Review of the ancient Durres topography in light of the new archaeological and historical data
The purpose of this article is to present a combination of ancient sources, the resulst of the main researchers and the field data of the last years to explain the evolution of the Epidamnos / Dyrrachion settlement. As a result of the submitted analysis it was judged that the first settlement and the Greek colony should be sought in the lower part between the hills 59m and 50m. Epidamnos should be identified here. While the rocky coast has served as a base for microtoponym Dyrrachion. It would be exactly this microtoponym who will be used as the name for the port and then the city itself. The earliest historical source that mentions indirectly the presence of a fortification wall is that of the Thucydides about the civil wars of 436/435 BC. (Thuc. I 26). Perhaps with this fortification can be identified the circular structure, previously identified by other researchers as a lighthouse. We believe that one of the consequences of the civil war was the shift from the use of the Epidamnos toponym as the official term of the city in Dyrrachion. Perhaps in these years we must also seek the first roots of the legend of the city’s founding. The political burden that this legend carries can be a reflection of the civil war winers goals to legitimize a series of radical changes undertaken by them. The fortification date of the southeastern part of the peninsula is an indication of the strategic importance that this area had. The civil war must have made clear

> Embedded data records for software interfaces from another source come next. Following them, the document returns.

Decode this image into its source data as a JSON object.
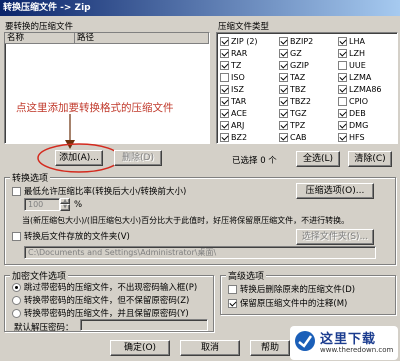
{
  "window": {
    "title": "转换压缩文件 -> Zip"
  },
  "left_list": {
    "label": "要转换的压缩文件",
    "columns": [
      "名称",
      "路径"
    ]
  },
  "annotation": {
    "text": "点这里添加要转换格式的压缩文件",
    "color": "#c0392b"
  },
  "buttons": {
    "add": "添加(A)...",
    "delete": "删除(D)",
    "select_all": "全选(L)",
    "clear": "清除(C)"
  },
  "file_types": {
    "label": "压缩文件类型",
    "selected_text": "已选择 0 个",
    "col1": [
      {
        "name": "ZIP (2)",
        "checked": true
      },
      {
        "name": "RAR",
        "checked": true
      },
      {
        "name": "TZ",
        "checked": true
      },
      {
        "name": "ISO",
        "checked": false
      },
      {
        "name": "ISZ",
        "checked": true
      },
      {
        "name": "TAR",
        "checked": true
      },
      {
        "name": "ACE",
        "checked": true
      },
      {
        "name": "ARJ",
        "checked": true
      },
      {
        "name": "BZ2",
        "checked": true
      }
    ],
    "col2": [
      {
        "name": "BZIP2",
        "checked": true
      },
      {
        "name": "GZ",
        "checked": true
      },
      {
        "name": "GZIP",
        "checked": true
      },
      {
        "name": "TAZ",
        "checked": true
      },
      {
        "name": "TBZ",
        "checked": true
      },
      {
        "name": "TBZ2",
        "checked": true
      },
      {
        "name": "TGZ",
        "checked": true
      },
      {
        "name": "TPZ",
        "checked": true
      },
      {
        "name": "CAB",
        "checked": true
      }
    ],
    "col3": [
      {
        "name": "LHA",
        "checked": true
      },
      {
        "name": "LZH",
        "checked": true
      },
      {
        "name": "UUE",
        "checked": false
      },
      {
        "name": "LZMA",
        "checked": true
      },
      {
        "name": "LZMA86",
        "checked": true
      },
      {
        "name": "CPIO",
        "checked": false
      },
      {
        "name": "DEB",
        "checked": true
      },
      {
        "name": "DMG",
        "checked": true
      },
      {
        "name": "HFS",
        "checked": true
      }
    ]
  },
  "convert_options": {
    "label": "转换选项",
    "min_ratio_label": "最低允许压缩比率(转换后大小/转换前大小)",
    "ratio_value": "100",
    "percent": "%",
    "compress_options_btn": "压缩选项(O)...",
    "ratio_desc": "当(新压缩包大小)/(旧压缩包大小)百分比大于此值时，好压将保留原压缩文件，不进行转换。",
    "folder_label": "转换后文件存放的文件夹(V)",
    "folder_path": "C:\\Documents and Settings\\Administrator\\桌面\\",
    "choose_folder_btn": "选择文件夹(S)..."
  },
  "encrypt": {
    "label": "加密文件选项",
    "opt1": "跳过带密码的压缩文件，不出现密码输入框(P)",
    "opt2": "转换带密码的压缩文件，但不保留原密码(Z)",
    "opt3": "转换带密码的压缩文件，并且保留原密码(Y)",
    "default_pw_label": "默认解压密码："
  },
  "advanced": {
    "label": "高级选项",
    "opt1": "转换后删除原来的压缩文件(D)",
    "opt2": "保留原压缩文件中的注释(M)"
  },
  "footer": {
    "ok": "确定(O)",
    "cancel": "取消",
    "help": "帮助"
  },
  "watermark": {
    "text": "这里下载",
    "url": "www.theredown.com"
  }
}
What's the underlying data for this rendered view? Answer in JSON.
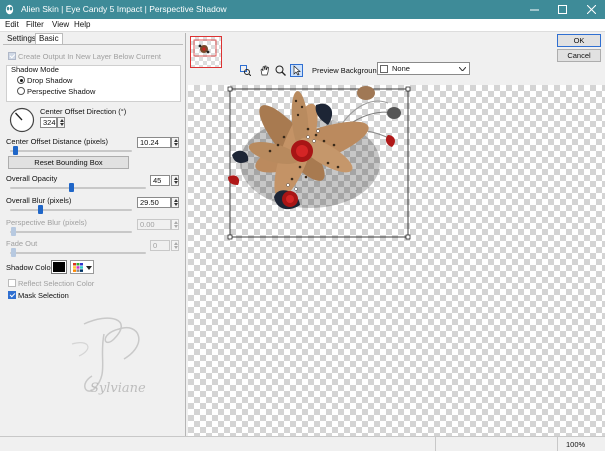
{
  "window": {
    "title": "Alien Skin | Eye Candy 5 Impact | Perspective Shadow"
  },
  "menu": {
    "items": [
      "Edit",
      "Filter",
      "View",
      "Help"
    ]
  },
  "tabs": {
    "settings": "Settings",
    "basic": "Basic"
  },
  "basic": {
    "create_output_label": "Create Output In New Layer Below Current",
    "shadow_mode_label": "Shadow Mode",
    "drop_shadow_label": "Drop Shadow",
    "perspective_shadow_label": "Perspective Shadow",
    "center_offset_direction_label": "Center Offset Direction (°)",
    "center_offset_direction_value": "324",
    "center_offset_distance_label": "Center Offset Distance (pixels)",
    "center_offset_distance_value": "10.24",
    "reset_bounding_box_label": "Reset Bounding Box",
    "overall_opacity_label": "Overall Opacity",
    "overall_opacity_value": "45",
    "overall_blur_label": "Overall Blur (pixels)",
    "overall_blur_value": "29.50",
    "perspective_blur_label": "Perspective Blur (pixels)",
    "perspective_blur_value": "0.00",
    "fade_out_label": "Fade Out",
    "fade_out_value": "0",
    "shadow_color_label": "Shadow Color",
    "reflect_selection_color_label": "Reflect Selection Color",
    "mask_selection_label": "Mask Selection"
  },
  "watermark": {
    "text": "Sylviane"
  },
  "preview": {
    "background_label": "Preview Background:",
    "background_value": "None"
  },
  "buttons": {
    "ok": "OK",
    "cancel": "Cancel"
  },
  "status": {
    "zoom": "100%"
  },
  "colors": {
    "titlebar": "#3e8b98",
    "accent": "#2f6fd1",
    "shadow_color": "#000000"
  }
}
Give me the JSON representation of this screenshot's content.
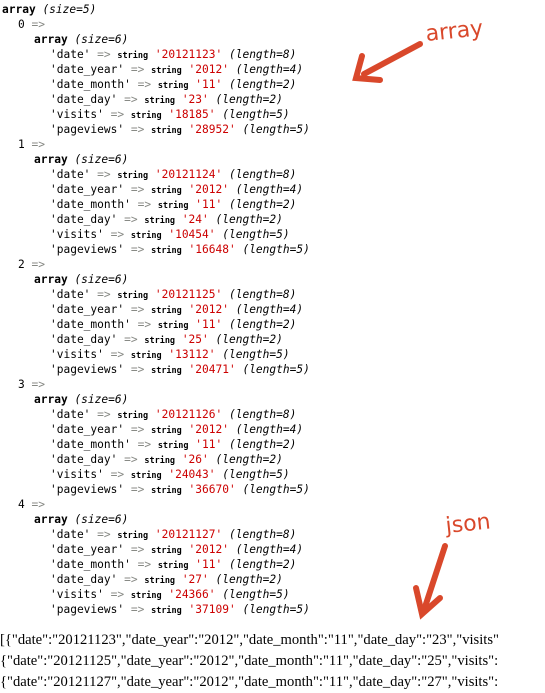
{
  "dump": {
    "keyword": "array",
    "size_label": "(size=5)",
    "entry_arrow": "=>",
    "item_arrow": "=>",
    "string_label": "string",
    "items": [
      {
        "index": "0",
        "size_label": "(size=6)",
        "fields": [
          {
            "key": "'date'",
            "value": "'20121123'",
            "length": "(length=8)"
          },
          {
            "key": "'date_year'",
            "value": "'2012'",
            "length": "(length=4)"
          },
          {
            "key": "'date_month'",
            "value": "'11'",
            "length": "(length=2)"
          },
          {
            "key": "'date_day'",
            "value": "'23'",
            "length": "(length=2)"
          },
          {
            "key": "'visits'",
            "value": "'18185'",
            "length": "(length=5)"
          },
          {
            "key": "'pageviews'",
            "value": "'28952'",
            "length": "(length=5)"
          }
        ]
      },
      {
        "index": "1",
        "size_label": "(size=6)",
        "fields": [
          {
            "key": "'date'",
            "value": "'20121124'",
            "length": "(length=8)"
          },
          {
            "key": "'date_year'",
            "value": "'2012'",
            "length": "(length=4)"
          },
          {
            "key": "'date_month'",
            "value": "'11'",
            "length": "(length=2)"
          },
          {
            "key": "'date_day'",
            "value": "'24'",
            "length": "(length=2)"
          },
          {
            "key": "'visits'",
            "value": "'10454'",
            "length": "(length=5)"
          },
          {
            "key": "'pageviews'",
            "value": "'16648'",
            "length": "(length=5)"
          }
        ]
      },
      {
        "index": "2",
        "size_label": "(size=6)",
        "fields": [
          {
            "key": "'date'",
            "value": "'20121125'",
            "length": "(length=8)"
          },
          {
            "key": "'date_year'",
            "value": "'2012'",
            "length": "(length=4)"
          },
          {
            "key": "'date_month'",
            "value": "'11'",
            "length": "(length=2)"
          },
          {
            "key": "'date_day'",
            "value": "'25'",
            "length": "(length=2)"
          },
          {
            "key": "'visits'",
            "value": "'13112'",
            "length": "(length=5)"
          },
          {
            "key": "'pageviews'",
            "value": "'20471'",
            "length": "(length=5)"
          }
        ]
      },
      {
        "index": "3",
        "size_label": "(size=6)",
        "fields": [
          {
            "key": "'date'",
            "value": "'20121126'",
            "length": "(length=8)"
          },
          {
            "key": "'date_year'",
            "value": "'2012'",
            "length": "(length=4)"
          },
          {
            "key": "'date_month'",
            "value": "'11'",
            "length": "(length=2)"
          },
          {
            "key": "'date_day'",
            "value": "'26'",
            "length": "(length=2)"
          },
          {
            "key": "'visits'",
            "value": "'24043'",
            "length": "(length=5)"
          },
          {
            "key": "'pageviews'",
            "value": "'36670'",
            "length": "(length=5)"
          }
        ]
      },
      {
        "index": "4",
        "size_label": "(size=6)",
        "fields": [
          {
            "key": "'date'",
            "value": "'20121127'",
            "length": "(length=8)"
          },
          {
            "key": "'date_year'",
            "value": "'2012'",
            "length": "(length=4)"
          },
          {
            "key": "'date_month'",
            "value": "'11'",
            "length": "(length=2)"
          },
          {
            "key": "'date_day'",
            "value": "'27'",
            "length": "(length=2)"
          },
          {
            "key": "'visits'",
            "value": "'24366'",
            "length": "(length=5)"
          },
          {
            "key": "'pageviews'",
            "value": "'37109'",
            "length": "(length=5)"
          }
        ]
      }
    ]
  },
  "annotations": {
    "array_label": "array",
    "json_label": "json",
    "color": "#d9482b"
  },
  "json_output": {
    "lines": [
      "[{\"date\":\"20121123\",\"date_year\":\"2012\",\"date_month\":\"11\",\"date_day\":\"23\",\"visits\"",
      "{\"date\":\"20121125\",\"date_year\":\"2012\",\"date_month\":\"11\",\"date_day\":\"25\",\"visits\":",
      "{\"date\":\"20121127\",\"date_year\":\"2012\",\"date_month\":\"11\",\"date_day\":\"27\",\"visits\":"
    ]
  },
  "colors": {
    "string_value": "#cc0000",
    "operator": "#888a85"
  }
}
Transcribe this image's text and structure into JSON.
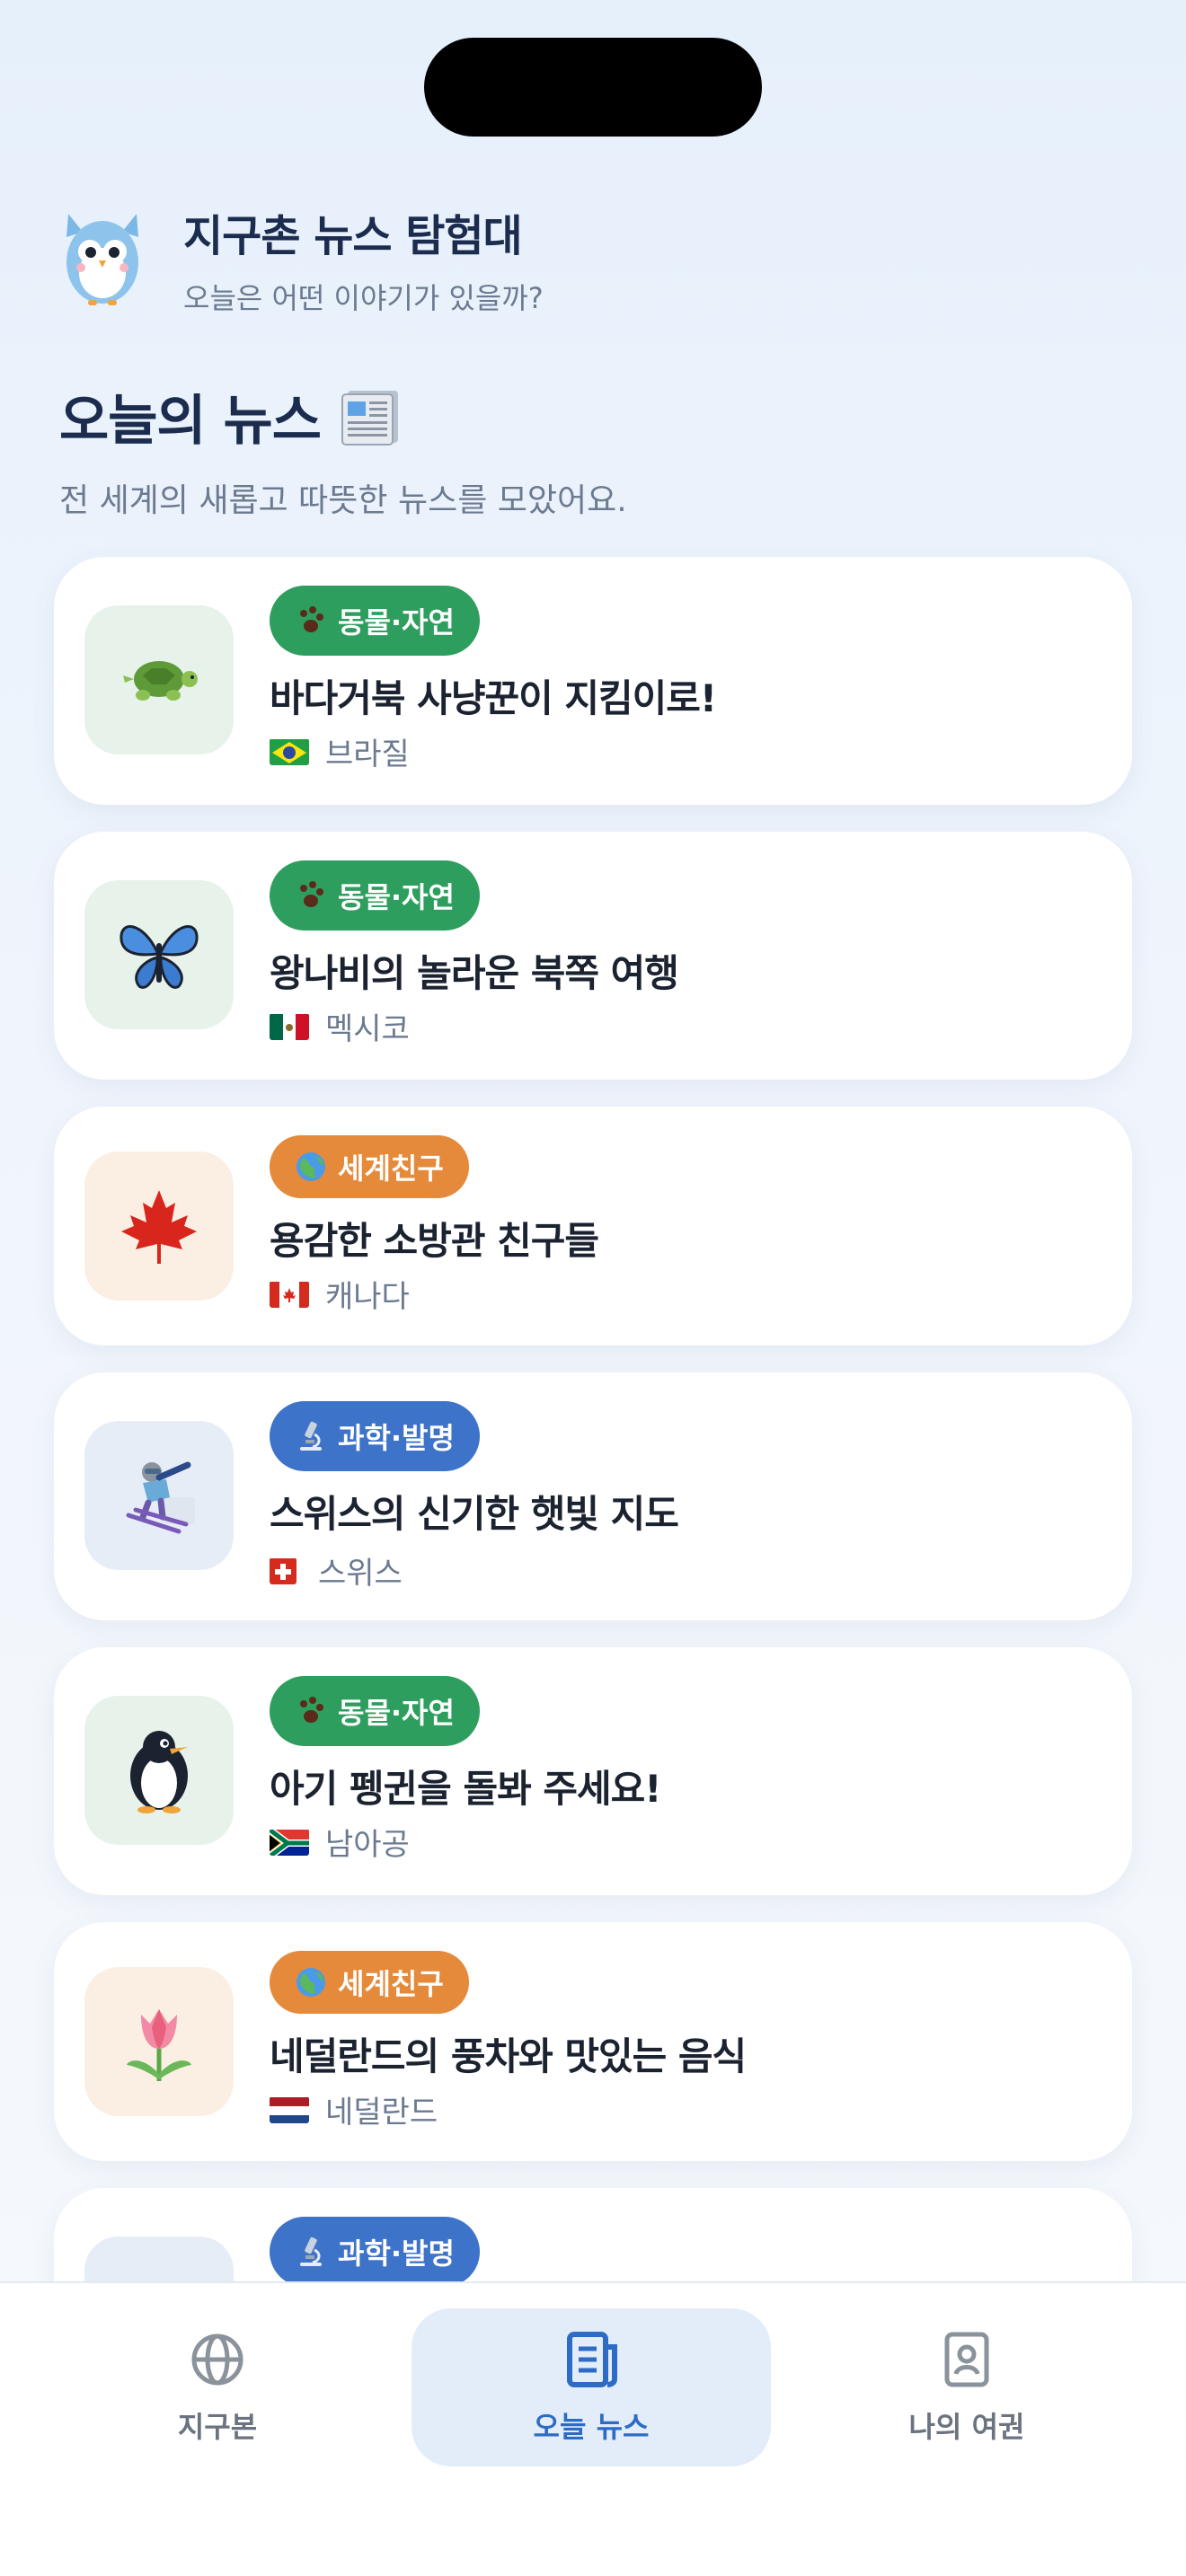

to citizens that this territory needed protection through a fortification. The dating of the defensive structure at the 4th cent. BC can be seen associated with the wars that engoulfed the region along the attacks of the Macedonian king Cassander (Polyen IV 11, 4; Diod. XIX 78-89). It remains to be clarified whether this fortification was built before his invasion, during his occupation or when the city entered the Illyrian king Glaukias control. The building of a foundation structure with different techniques between the outer and inner face proves some sort of emergency in construction. The city has entered the Illyrian urban period with a fortification system based on at least two points, the city and the port. The closing wall over the earth’s belt connecting the peninsula with the hinterland should also be linked to another crisis situation. This construction should be sought from the 3rd cent. BC. Perhaps it
was another defensive measure, this time directed toward hinterland, where attacks could come from. The best hypothesis sees this construction in the context of the Illyrian-Roman wars. With the Pax Romana the fortifications of the city have been out of use
and the Roman city does not seem to have had functional protective walls. The territory of the Roman city has expanded beyond the previous boundaries in several directions. Only with the crisis of the Roman Empire will be restored the fortification walls in the city and their perimeter has included within themselves a much larger space, ranging from the Daute hill to the north to the southeastern coast.